We should never let our views, opinions, and feelings as a citizen overtake our responsibilities as a Christian.  President Barak Obama is the President of the United States.  God has ordained for President Obama to hold that position of authority at this time and he is accountable to God for his decisions and stewardship of that position just like every President before him.  As a citizen of the United States, I am to submit to the governing authority, including to President Obama.  I can vehemently disagree with his rhetoric, policies and worldview.  I can actively campaign, within the legal confines of the law, to elect new leaders.  There is a defined process for that – there will be winners and losers via elections.  But at no time does my submission to authority change.  I am to do all these things peaceably, without slander, being ready to do good and showing true humility.  Nothing dismisses or replaces my responsibilities to submit.  I cherish my freedom and the freedoms we have in this country.  Democracy is the best of all possible flawed options.  But I MUST follow Christ’s call for my life infinitely more, through the power of the Holy Spirit.

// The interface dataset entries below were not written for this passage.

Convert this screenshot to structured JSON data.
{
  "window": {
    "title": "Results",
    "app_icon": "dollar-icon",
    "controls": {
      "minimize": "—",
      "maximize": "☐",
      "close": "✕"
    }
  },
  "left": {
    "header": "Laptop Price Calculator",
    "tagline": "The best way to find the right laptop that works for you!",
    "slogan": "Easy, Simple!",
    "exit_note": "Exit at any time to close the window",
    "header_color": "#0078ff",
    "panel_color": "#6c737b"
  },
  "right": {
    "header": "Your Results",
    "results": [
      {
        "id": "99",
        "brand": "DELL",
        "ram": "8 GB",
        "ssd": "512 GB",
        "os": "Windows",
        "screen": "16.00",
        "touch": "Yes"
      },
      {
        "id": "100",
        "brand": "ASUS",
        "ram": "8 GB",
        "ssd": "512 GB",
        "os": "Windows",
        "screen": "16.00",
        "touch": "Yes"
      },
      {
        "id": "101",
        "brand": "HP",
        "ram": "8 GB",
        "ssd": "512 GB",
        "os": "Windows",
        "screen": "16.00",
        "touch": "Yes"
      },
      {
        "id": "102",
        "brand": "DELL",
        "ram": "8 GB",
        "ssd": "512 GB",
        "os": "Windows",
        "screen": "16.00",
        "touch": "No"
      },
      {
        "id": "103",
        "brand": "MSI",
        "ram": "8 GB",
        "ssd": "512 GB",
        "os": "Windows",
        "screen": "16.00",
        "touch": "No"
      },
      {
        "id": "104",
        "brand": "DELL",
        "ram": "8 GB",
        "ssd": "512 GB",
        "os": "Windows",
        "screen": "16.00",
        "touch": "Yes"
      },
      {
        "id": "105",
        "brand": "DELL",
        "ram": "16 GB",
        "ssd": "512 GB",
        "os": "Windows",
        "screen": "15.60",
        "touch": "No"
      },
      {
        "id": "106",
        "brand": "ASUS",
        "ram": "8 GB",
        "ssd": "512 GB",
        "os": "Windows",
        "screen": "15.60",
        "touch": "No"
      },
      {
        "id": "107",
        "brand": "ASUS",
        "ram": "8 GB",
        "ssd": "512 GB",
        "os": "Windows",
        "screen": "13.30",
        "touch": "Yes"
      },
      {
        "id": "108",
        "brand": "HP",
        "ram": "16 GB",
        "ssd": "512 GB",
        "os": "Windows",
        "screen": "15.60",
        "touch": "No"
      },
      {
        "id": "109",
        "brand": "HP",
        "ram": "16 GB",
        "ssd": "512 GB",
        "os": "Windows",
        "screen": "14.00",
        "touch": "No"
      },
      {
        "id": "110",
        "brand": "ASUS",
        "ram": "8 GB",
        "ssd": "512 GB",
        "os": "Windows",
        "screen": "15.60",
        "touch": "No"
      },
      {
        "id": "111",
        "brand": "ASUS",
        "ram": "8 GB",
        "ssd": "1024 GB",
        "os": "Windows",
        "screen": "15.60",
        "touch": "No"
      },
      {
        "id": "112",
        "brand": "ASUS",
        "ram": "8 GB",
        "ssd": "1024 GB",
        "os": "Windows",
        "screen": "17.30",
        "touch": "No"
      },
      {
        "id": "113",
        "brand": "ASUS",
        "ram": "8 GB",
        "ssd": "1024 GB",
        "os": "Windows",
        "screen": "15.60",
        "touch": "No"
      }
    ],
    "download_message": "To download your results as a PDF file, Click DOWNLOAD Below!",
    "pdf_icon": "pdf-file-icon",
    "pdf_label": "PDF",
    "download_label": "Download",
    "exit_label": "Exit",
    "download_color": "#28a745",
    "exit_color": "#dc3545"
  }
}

Given this constant struggle between our politics are our Christian calling, some further questions arise that I do not have immediate answers for:

  • Does the lack of submission to our government give any insights as to why there is a lack of submission in the church to its human leaders and ultimately to its heavenly leader, Jesus Christ?
  • We claim to hate all the current day politics…but seem to debate little else within the confines of the church walls.  Why is that?